Clovers – those passive-aggressive “drivers” who won’t yield to faster-moving traffic, leave their turn signals blinking, pull out in front you quicker than a rattlesnake and then slow down to 5 MPH below the speed limit, refuse to pass bicyclists or farm equipment, like to stop on highway on-ramps – you know, Clovers…. how do you deal with them?
I mean, without using a baseball bat?
Here’s my approach:
* Never alert the Clover to your non-Clover status –
Clovers see themselves as auxiliary enforcers of “the law.” This is why the Clover won’t move over. He is “doing the limit,” you see. And he intends to make sure you do the limit, too. Less than the limit, ideally.
Therefore, it is key to hide your intentions. If the Clover thinks you will try to pass him at the next opportunity, he will do everything possible to prevent you from doing so. The Clover will even speed up – and (gasp!) exceed the speed limit – just to see to it that you don’t get past him. Then, he’ll slow right back down to 53 MPH in a 55.
So, relax. Choose your moment. Then strike fast and hard. Clovers are gifted with slow reflexes as well as slow intellects. Give no indication as to your frustration. Never, ever honk your horn or flash your lights. This will only warn – and incite – the Clover. Instead, when you see daylight, punch it and leave the Clover fuming in your wake.
* Anticipate the Clover –
Profiling works. Clovers tend to drive certain types of vehicles. For example, older Buick and Oldsmobile sedans. Camrys are also known Clovermobiles.
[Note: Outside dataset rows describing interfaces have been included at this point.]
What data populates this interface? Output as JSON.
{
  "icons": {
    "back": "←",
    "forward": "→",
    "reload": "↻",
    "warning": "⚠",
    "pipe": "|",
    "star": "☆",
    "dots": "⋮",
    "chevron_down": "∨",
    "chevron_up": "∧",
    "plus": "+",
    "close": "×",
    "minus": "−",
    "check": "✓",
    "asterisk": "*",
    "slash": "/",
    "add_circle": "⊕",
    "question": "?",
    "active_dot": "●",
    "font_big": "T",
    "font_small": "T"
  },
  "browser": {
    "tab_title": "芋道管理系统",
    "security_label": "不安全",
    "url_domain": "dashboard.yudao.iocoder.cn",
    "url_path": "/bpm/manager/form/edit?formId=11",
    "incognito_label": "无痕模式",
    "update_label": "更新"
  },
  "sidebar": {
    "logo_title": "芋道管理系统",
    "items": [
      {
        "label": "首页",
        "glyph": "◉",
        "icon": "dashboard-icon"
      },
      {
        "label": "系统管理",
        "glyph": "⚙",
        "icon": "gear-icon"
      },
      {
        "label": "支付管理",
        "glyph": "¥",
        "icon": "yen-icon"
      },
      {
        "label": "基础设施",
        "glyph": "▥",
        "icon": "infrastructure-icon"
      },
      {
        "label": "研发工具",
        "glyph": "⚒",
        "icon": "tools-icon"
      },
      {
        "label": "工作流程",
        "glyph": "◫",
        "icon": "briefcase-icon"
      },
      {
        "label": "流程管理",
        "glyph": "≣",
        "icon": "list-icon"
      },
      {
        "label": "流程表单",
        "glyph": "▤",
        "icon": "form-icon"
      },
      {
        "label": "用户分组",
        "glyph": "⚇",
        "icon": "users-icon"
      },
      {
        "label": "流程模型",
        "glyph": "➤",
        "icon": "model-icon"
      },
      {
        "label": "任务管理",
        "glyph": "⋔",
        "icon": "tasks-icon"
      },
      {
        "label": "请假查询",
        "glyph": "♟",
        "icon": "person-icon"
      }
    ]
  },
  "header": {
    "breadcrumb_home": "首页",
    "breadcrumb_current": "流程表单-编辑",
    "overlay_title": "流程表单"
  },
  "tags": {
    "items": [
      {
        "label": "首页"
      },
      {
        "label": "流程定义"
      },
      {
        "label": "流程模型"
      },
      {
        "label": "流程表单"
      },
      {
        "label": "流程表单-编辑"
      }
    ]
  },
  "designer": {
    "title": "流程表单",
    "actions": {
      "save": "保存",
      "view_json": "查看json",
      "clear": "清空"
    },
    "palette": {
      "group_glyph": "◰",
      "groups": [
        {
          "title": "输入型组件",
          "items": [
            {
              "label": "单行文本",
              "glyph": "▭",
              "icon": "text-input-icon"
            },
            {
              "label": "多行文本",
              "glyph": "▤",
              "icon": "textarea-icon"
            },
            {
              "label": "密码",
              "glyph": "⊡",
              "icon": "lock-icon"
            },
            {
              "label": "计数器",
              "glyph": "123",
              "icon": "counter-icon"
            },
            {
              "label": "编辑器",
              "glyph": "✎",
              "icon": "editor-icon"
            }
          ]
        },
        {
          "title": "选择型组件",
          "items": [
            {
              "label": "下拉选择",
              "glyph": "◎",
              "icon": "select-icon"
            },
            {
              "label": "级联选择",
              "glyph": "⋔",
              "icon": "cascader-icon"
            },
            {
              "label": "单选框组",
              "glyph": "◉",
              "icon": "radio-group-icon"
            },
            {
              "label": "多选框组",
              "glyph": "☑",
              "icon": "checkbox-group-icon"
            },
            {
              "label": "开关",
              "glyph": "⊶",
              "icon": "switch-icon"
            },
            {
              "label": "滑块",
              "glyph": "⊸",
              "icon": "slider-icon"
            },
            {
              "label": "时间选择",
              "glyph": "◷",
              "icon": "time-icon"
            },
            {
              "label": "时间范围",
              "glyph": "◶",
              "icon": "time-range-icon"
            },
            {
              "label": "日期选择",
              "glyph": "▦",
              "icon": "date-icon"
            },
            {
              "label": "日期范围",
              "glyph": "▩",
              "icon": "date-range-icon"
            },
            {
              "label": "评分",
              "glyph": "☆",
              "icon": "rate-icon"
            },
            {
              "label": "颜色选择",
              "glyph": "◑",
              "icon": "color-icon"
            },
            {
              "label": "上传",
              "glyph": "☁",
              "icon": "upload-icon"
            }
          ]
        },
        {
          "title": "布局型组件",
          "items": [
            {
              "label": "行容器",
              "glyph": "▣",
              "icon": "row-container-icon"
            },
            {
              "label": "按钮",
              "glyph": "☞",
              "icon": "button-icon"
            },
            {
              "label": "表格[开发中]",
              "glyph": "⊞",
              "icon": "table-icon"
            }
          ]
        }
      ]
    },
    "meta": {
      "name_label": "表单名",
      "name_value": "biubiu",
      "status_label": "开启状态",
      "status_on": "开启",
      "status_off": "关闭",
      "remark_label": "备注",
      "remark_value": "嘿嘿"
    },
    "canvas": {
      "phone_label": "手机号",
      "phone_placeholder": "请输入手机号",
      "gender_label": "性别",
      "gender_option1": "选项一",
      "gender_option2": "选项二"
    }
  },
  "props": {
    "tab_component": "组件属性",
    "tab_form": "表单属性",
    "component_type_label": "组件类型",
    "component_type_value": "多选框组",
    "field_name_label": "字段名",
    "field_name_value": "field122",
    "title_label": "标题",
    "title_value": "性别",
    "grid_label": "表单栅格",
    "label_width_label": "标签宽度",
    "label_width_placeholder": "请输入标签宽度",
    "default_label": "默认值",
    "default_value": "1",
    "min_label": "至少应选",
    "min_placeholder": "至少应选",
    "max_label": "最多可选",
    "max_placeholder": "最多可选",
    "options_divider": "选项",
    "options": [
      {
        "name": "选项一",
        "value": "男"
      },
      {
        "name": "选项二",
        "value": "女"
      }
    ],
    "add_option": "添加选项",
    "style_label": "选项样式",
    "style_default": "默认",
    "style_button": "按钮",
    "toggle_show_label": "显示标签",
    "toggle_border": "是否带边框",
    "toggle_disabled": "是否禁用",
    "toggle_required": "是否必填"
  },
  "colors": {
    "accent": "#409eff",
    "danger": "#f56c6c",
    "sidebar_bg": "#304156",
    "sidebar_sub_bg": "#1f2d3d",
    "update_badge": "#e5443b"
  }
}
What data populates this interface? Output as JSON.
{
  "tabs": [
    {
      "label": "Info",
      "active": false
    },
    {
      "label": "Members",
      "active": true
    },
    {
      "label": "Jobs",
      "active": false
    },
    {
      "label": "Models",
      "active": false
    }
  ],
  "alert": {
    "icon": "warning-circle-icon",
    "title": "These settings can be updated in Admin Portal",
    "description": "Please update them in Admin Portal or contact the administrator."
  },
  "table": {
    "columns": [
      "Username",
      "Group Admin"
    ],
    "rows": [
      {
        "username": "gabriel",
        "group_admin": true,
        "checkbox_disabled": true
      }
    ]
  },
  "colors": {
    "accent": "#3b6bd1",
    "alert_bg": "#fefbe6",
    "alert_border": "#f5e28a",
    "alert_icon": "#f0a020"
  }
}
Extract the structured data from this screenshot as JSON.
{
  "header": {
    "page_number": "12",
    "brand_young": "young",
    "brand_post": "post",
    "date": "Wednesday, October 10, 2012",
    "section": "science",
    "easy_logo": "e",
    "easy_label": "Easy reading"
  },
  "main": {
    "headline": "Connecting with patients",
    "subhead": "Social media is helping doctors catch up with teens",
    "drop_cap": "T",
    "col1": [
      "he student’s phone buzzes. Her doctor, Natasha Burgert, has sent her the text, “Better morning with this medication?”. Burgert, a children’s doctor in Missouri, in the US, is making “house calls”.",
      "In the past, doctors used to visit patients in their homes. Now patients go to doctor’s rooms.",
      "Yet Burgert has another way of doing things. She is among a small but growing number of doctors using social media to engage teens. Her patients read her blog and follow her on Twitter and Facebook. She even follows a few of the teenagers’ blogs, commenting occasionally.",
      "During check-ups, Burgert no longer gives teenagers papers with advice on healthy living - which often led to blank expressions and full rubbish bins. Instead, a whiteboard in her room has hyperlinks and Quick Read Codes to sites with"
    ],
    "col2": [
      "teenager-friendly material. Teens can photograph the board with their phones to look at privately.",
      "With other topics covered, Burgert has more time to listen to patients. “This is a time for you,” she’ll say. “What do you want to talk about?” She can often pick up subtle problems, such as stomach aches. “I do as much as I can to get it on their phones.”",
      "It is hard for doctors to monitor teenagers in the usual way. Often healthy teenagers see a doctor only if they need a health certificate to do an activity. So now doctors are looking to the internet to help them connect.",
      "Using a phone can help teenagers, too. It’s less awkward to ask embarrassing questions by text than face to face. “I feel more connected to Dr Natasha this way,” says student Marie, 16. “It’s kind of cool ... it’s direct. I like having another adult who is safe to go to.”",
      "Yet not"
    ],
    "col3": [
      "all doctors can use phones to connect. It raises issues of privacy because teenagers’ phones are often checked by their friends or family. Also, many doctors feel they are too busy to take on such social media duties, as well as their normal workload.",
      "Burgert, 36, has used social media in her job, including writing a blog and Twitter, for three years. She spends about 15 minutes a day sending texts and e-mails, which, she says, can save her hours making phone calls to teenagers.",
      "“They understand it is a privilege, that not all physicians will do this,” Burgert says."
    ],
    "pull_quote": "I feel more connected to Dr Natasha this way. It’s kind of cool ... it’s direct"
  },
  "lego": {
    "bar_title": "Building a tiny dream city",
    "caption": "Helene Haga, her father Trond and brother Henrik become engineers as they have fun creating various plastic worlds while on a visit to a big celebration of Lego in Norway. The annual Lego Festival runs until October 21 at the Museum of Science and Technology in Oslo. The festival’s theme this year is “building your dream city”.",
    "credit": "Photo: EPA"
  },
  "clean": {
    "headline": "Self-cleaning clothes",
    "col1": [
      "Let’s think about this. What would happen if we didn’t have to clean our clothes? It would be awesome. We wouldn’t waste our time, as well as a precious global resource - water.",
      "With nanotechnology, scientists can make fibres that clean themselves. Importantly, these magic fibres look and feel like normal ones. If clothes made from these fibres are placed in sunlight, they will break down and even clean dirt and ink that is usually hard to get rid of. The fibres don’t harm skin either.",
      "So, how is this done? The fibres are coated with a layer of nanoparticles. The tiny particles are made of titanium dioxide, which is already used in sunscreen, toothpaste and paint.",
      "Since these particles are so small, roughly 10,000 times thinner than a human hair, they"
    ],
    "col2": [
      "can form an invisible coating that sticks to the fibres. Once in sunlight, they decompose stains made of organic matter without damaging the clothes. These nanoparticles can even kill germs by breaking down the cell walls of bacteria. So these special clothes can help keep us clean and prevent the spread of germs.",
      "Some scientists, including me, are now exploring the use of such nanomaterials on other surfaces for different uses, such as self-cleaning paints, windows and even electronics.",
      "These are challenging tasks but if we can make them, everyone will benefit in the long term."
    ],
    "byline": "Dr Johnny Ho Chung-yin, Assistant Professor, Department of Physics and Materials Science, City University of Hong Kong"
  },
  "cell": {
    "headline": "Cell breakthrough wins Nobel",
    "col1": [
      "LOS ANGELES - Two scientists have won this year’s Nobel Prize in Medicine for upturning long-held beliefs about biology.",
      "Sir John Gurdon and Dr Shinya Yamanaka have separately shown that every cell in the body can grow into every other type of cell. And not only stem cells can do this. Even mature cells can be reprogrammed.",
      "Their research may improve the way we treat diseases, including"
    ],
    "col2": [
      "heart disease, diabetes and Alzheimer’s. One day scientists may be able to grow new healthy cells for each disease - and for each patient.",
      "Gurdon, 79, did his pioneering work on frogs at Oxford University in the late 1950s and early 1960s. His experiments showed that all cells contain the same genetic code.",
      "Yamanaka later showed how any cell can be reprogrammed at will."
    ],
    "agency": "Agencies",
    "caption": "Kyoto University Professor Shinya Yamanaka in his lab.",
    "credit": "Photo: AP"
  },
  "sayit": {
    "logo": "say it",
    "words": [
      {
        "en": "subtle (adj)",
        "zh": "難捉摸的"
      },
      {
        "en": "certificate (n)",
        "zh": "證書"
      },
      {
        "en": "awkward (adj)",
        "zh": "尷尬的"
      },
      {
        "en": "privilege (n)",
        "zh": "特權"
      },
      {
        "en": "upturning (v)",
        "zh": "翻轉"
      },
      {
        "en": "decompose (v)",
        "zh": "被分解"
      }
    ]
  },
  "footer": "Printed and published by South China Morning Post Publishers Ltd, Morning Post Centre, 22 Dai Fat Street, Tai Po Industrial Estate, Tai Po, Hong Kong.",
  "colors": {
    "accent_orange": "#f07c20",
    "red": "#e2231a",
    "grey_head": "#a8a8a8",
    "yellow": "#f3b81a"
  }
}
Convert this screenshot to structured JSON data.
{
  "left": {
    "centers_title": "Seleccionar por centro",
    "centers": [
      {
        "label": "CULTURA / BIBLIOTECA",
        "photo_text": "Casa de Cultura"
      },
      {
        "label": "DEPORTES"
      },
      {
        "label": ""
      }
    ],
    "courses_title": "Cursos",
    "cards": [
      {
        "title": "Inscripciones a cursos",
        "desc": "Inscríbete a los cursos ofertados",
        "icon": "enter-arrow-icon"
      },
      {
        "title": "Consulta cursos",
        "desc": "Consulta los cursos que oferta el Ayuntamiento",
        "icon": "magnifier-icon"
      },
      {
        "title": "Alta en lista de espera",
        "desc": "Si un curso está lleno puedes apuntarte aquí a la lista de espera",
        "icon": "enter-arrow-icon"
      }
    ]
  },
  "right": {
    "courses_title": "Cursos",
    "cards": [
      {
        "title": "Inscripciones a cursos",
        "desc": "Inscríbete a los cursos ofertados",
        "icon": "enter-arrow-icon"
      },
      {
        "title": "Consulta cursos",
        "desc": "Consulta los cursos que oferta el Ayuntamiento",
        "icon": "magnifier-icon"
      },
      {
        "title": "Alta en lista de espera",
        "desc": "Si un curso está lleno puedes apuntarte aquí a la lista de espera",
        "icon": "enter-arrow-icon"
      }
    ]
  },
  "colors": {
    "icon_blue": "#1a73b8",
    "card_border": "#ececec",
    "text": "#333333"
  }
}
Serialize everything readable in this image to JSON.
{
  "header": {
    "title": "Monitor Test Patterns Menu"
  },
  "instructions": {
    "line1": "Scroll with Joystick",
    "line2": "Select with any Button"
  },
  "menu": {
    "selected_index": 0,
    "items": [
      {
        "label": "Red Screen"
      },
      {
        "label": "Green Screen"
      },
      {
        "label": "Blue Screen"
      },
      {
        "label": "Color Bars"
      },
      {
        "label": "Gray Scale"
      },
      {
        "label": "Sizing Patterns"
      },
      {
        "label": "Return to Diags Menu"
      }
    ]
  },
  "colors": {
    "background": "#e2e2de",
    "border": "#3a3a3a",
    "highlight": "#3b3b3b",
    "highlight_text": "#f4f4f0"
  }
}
A Prius – for sure. But be aware that Clovers also sometimes “drive” late model luxury cars, even sporty cars. A certain sign of impending Cloverism on any vehicle is the presence of those stick figure family icons – most especially if they are plastered on the back of a super-sized SmooVee.
If you sense a Clover ahead, try to position yourself in such a way as to avoid the Clover’s orbit entirely. For example, if you have the option of coming to a stop between car “a” and car “b” and car “a” smells of Clover, try to slide in behind car “b.”
* Never – ever – give a Clover benefit of the doubt –
We’ve all made – and regretted – this mistake. A Clover is trying to merge, and we let him. Then we’re stuck behind him. The classic example is the Clover we let cut in ahead of us at a signaled left-turn lane (because he was too much of a Clover to anticipate the turn lane). He’s just sitting there in the main lane with his blinker on – other cars stacking up behind him – so we do the decent (but foolish) thing and let the Clover get ahead of us. Then, the light goes green – but the Clover doesn’t move. Or, he moves very, very slowly. Just slow enough, in fact, to make sure we miss the light – but he makes it.
It is especially important to show no mercy to Clovers in winter – High Clover Season. Clovers are at their absolute peak of Cloverism in poor weather.
If you see a Clover ahead of you and it’s snowing and the road is about to get hilly, you must put the hammer down and get by that Clover immediately, because it’s as certain as sunrise the Clover is going to brake – maybe even stop – and leave you both spinning your wheels.
* Live in a Reduced Clover Zone –
Clovers tend to be more of a problem in high-density areas by dint of averages and percentages. More people almost axiomatically means more Clovers – and also, less room to evade them. I used to live near Washington, DC – and Cloverism there was the rule, not the exception. You’d pass one of these asphalt arteriosclerosi and – damn! – stuck behind another one. It was like being an elephant assaulted by ants. Individually annoying – collectively, lethal.
If Clovers are making your life miserable, move away from them. It is an extreme solution but then so is the problem. The toll Cloverism takes on your health and well-being, to say nothing of the time wasted, is enormous. I’d need to Vulcan mind-meld with you to convey the pleasure of living in a Clover-free (or nearly so) environment. In a less-dense setting, not only are there fewer Clovers, the few that are around are much easier to dispense with. They have a harder time blocking you in or preventing you from getting around them. Clovers are only effective when they operate in herds.
Throw it in the Woods?